WORK TO BE COMPLETED –
Your response should contain every line from the data below that holds the string "Course".

EXTRACTED INFORMATION –
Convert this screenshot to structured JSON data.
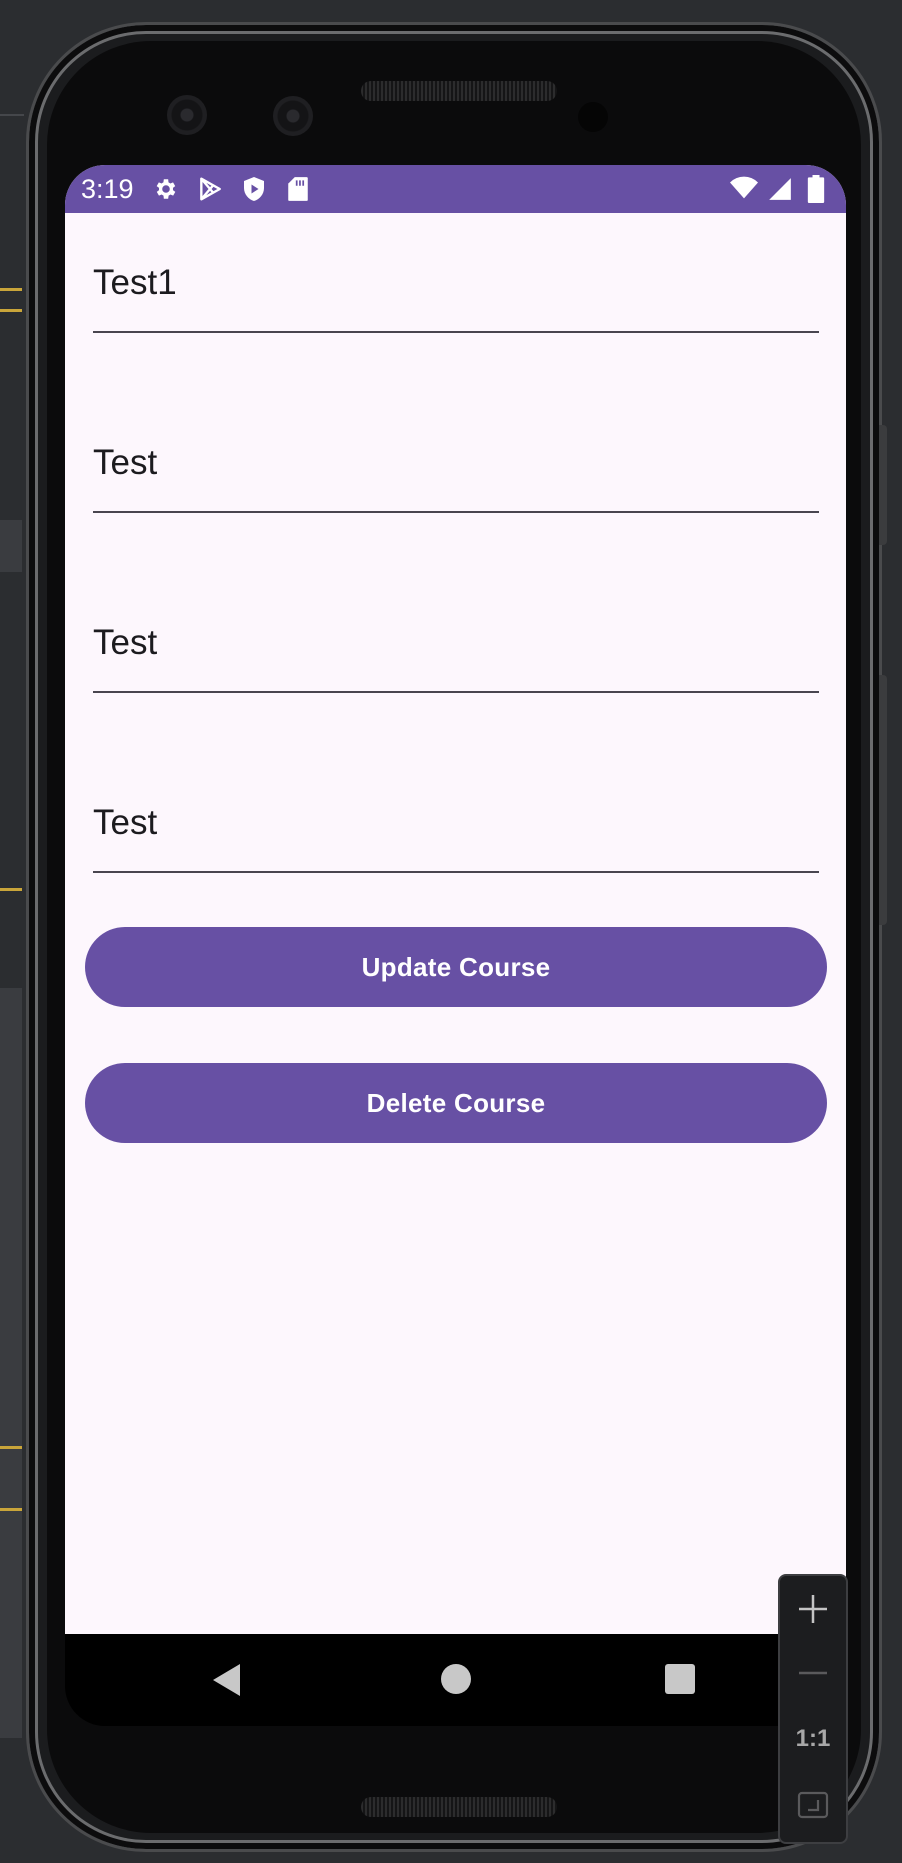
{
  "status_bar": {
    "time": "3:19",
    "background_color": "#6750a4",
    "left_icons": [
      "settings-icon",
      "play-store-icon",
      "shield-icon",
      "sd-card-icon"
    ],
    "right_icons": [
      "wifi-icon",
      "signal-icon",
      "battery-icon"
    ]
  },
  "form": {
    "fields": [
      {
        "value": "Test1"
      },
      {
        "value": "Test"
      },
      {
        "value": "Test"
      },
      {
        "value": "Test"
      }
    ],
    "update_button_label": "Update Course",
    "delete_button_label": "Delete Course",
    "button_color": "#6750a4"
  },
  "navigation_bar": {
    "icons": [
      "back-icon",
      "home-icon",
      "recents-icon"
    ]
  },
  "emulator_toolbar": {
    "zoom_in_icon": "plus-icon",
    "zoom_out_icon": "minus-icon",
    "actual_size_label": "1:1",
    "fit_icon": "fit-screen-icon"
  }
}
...
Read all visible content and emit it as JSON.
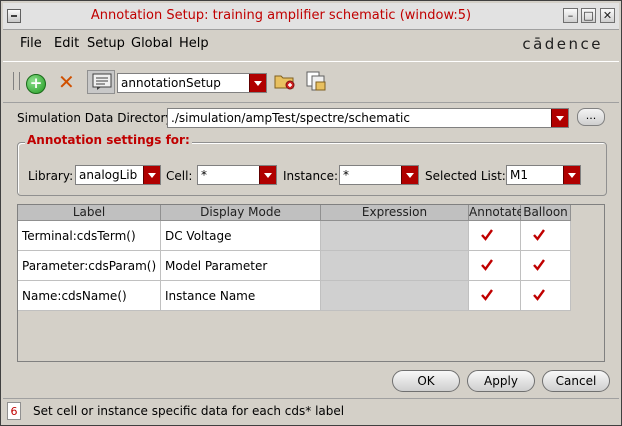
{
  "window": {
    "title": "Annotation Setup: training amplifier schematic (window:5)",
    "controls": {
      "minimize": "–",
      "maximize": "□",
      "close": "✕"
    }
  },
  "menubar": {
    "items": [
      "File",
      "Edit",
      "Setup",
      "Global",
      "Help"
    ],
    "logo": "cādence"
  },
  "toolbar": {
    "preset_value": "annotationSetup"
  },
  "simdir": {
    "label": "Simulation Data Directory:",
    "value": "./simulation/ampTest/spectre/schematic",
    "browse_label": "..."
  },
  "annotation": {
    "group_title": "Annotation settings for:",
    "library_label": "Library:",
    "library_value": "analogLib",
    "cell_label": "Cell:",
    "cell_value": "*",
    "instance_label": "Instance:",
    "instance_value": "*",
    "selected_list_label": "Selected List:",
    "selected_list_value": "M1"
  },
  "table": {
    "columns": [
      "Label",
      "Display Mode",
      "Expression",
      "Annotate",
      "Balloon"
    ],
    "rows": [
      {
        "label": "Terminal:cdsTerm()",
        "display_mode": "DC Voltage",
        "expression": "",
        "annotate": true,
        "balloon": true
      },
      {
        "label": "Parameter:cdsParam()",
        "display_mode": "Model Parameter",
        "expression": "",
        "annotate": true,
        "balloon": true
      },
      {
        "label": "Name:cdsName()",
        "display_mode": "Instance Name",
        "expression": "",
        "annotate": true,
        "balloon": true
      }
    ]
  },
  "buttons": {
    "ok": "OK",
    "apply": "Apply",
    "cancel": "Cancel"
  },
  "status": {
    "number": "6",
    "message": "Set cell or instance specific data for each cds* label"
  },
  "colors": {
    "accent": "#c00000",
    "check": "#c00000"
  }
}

EXPECTED OUTPUT –
    "update_button_label": "Update Course",
    "delete_button_label": "Delete Course",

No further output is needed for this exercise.